_GIVEN INFORMATION:_
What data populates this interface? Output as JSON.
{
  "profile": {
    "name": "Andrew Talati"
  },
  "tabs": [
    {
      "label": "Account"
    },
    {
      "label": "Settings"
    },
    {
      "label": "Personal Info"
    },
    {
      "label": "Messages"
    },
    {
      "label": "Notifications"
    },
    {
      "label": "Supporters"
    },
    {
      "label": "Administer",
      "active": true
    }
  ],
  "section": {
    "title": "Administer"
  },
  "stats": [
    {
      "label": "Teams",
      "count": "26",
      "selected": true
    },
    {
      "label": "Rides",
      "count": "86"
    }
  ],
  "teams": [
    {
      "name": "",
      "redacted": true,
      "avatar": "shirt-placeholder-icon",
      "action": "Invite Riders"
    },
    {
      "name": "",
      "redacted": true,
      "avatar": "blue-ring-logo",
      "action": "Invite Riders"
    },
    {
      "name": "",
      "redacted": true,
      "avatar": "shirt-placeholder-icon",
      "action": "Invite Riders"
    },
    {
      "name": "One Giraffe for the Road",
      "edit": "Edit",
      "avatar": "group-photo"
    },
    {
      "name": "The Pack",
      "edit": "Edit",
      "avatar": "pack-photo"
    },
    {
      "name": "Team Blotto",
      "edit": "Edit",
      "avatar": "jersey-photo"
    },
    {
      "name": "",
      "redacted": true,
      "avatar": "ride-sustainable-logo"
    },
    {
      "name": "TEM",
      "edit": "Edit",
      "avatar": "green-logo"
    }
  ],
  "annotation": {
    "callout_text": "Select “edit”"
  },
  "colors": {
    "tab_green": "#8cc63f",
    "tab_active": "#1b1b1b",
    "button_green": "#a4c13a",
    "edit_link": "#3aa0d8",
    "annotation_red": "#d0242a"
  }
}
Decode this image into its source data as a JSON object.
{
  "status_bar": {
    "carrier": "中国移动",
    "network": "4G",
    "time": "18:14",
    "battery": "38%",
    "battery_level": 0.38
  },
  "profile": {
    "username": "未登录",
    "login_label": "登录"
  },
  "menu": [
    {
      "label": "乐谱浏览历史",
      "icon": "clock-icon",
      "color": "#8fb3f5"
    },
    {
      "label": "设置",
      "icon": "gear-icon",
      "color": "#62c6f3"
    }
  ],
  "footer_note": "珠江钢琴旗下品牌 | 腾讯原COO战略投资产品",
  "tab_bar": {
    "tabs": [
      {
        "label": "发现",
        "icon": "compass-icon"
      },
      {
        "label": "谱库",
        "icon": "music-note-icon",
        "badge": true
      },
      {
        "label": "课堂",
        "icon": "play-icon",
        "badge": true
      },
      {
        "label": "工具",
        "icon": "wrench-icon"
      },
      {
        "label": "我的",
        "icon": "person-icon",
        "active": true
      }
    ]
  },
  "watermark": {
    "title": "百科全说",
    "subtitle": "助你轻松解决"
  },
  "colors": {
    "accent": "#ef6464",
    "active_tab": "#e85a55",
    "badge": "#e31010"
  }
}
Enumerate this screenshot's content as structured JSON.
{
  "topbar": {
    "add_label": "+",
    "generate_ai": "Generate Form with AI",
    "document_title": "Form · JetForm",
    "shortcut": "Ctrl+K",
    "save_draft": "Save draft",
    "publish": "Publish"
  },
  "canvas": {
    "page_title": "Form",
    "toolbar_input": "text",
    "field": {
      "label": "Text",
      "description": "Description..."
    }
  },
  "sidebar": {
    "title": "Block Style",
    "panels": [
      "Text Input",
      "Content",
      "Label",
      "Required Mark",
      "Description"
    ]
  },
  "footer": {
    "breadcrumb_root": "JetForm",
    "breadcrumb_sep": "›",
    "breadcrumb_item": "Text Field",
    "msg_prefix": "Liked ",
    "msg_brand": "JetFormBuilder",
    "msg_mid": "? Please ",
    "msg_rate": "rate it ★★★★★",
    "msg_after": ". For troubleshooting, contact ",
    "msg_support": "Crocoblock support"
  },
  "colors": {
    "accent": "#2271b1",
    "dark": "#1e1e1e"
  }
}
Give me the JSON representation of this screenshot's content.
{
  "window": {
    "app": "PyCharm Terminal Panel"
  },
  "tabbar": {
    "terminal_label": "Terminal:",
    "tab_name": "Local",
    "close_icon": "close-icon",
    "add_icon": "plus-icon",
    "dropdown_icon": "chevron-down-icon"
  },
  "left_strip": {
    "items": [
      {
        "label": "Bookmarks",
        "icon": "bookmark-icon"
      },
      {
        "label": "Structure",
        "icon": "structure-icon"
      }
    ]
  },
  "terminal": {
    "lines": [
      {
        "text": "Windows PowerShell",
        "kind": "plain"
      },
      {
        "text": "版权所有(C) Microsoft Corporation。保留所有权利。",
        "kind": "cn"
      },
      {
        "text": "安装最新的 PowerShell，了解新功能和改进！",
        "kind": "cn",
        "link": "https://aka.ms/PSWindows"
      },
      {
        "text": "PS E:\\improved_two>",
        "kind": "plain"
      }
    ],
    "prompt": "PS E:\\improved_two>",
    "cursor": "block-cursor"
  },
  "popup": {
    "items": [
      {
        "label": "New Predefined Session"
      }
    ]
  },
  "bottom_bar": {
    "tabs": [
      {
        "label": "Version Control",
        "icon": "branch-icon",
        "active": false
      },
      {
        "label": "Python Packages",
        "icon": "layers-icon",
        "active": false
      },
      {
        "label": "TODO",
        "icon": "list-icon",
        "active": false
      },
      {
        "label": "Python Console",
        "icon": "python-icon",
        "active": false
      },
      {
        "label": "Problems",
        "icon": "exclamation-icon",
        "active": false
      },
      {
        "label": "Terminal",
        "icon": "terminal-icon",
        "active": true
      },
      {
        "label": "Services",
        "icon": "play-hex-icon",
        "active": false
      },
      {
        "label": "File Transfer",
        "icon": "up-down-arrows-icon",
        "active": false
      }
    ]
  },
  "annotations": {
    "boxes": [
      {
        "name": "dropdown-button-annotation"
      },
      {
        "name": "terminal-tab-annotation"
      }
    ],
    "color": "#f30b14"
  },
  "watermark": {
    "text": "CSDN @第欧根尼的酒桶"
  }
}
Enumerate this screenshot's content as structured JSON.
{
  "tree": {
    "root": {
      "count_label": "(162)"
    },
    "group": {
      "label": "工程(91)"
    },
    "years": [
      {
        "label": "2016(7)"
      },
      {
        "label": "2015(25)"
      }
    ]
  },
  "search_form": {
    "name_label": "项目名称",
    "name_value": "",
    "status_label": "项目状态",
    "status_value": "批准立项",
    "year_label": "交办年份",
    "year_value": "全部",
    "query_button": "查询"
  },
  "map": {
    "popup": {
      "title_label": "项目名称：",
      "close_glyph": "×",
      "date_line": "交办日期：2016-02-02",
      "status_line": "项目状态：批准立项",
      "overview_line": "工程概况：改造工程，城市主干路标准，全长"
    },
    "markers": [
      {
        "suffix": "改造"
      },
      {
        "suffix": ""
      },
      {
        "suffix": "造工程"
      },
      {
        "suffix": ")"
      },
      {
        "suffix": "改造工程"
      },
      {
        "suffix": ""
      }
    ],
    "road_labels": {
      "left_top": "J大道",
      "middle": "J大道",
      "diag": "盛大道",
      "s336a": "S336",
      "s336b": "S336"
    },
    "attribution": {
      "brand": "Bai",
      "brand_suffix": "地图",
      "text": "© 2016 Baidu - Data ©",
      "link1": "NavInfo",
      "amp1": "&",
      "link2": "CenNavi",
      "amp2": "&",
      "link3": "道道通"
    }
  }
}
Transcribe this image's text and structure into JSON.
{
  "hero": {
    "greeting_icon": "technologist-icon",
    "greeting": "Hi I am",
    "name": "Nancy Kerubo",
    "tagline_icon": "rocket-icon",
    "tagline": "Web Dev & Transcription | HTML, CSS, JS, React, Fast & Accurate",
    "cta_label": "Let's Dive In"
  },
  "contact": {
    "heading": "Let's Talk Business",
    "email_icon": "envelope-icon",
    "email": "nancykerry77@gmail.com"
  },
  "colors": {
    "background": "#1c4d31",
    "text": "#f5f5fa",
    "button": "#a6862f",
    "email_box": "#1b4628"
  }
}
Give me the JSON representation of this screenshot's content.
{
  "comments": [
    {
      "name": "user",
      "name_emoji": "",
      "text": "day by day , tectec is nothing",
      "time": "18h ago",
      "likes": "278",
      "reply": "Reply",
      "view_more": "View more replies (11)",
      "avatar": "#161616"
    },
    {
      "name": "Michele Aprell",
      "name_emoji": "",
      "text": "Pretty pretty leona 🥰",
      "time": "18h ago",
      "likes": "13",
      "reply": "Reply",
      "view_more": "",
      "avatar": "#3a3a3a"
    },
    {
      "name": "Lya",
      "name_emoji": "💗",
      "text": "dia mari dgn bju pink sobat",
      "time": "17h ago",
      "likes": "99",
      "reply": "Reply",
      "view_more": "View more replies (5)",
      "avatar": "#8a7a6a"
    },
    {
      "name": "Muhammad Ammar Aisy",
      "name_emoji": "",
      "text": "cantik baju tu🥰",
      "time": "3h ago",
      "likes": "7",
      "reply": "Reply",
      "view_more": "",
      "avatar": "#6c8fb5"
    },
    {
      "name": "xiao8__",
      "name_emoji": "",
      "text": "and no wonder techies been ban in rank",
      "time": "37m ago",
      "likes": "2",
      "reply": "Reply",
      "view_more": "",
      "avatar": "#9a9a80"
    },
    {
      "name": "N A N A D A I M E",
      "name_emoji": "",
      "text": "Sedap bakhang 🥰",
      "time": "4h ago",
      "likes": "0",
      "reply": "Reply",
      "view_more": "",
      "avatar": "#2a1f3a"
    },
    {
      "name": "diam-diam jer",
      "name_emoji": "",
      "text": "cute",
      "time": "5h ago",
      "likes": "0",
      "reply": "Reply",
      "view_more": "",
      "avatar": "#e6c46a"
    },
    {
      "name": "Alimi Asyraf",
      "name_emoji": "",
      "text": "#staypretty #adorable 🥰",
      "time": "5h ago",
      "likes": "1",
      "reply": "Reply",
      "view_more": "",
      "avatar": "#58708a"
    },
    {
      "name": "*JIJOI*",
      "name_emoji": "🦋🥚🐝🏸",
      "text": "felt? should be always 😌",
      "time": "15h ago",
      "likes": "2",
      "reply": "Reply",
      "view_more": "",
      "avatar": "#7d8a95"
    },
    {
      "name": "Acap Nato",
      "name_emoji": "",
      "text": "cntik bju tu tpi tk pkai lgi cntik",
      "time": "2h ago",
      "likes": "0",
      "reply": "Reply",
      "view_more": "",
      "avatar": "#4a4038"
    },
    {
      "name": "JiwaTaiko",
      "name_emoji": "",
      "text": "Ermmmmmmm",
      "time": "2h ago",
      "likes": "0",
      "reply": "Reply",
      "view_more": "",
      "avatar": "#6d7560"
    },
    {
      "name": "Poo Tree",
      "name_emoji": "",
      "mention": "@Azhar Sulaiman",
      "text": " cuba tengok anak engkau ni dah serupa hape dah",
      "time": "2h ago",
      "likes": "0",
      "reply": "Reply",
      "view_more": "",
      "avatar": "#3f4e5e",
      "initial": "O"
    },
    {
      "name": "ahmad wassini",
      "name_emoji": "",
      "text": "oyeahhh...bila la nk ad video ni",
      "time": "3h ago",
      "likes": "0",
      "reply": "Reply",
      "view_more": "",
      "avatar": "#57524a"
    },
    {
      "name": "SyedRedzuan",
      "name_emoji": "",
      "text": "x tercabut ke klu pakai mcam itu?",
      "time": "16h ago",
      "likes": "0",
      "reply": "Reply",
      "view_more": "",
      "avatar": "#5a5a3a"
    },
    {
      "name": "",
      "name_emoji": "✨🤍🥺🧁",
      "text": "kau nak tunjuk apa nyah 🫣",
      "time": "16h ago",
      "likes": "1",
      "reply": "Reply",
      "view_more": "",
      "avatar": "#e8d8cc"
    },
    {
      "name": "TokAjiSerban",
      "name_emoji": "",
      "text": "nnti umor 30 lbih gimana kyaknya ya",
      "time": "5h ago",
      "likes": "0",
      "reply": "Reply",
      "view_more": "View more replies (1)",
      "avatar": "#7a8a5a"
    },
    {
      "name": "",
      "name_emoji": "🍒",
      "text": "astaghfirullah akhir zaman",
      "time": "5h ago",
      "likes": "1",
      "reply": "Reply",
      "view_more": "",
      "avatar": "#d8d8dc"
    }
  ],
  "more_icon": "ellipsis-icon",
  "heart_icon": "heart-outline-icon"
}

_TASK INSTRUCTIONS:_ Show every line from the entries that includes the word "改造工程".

_TASK RESPONSE:_
      "overview_line": "工程概况：改造工程，城市主干路标准，全长"
        "suffix": "改造工程"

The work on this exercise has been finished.